Data excerpts
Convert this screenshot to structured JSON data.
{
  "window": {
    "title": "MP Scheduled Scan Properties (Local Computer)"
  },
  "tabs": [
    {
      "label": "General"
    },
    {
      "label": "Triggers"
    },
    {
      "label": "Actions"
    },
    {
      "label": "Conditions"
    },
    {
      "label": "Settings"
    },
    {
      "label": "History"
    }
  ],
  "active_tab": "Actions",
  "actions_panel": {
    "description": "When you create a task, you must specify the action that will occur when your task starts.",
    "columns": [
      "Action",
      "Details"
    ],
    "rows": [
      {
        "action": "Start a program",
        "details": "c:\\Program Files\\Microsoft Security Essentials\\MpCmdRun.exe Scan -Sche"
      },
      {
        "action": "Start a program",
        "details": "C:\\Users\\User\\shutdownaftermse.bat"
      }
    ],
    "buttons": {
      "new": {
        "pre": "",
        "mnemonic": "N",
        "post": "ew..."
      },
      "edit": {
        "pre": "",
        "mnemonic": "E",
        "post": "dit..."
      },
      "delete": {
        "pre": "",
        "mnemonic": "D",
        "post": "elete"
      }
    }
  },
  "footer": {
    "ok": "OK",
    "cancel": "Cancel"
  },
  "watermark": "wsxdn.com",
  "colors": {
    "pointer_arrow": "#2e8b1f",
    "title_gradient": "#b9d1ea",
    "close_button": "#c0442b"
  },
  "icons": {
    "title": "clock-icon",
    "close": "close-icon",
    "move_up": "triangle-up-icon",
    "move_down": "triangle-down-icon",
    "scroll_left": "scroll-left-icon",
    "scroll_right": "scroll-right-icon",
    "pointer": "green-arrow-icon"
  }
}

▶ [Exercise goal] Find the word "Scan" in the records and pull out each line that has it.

▶ [Response box]
    "title": "MP Scheduled Scan Properties (Local Computer)"
        "details": "c:\\Program Files\\Microsoft Security Essentials\\MpCmdRun.exe Scan -Sche"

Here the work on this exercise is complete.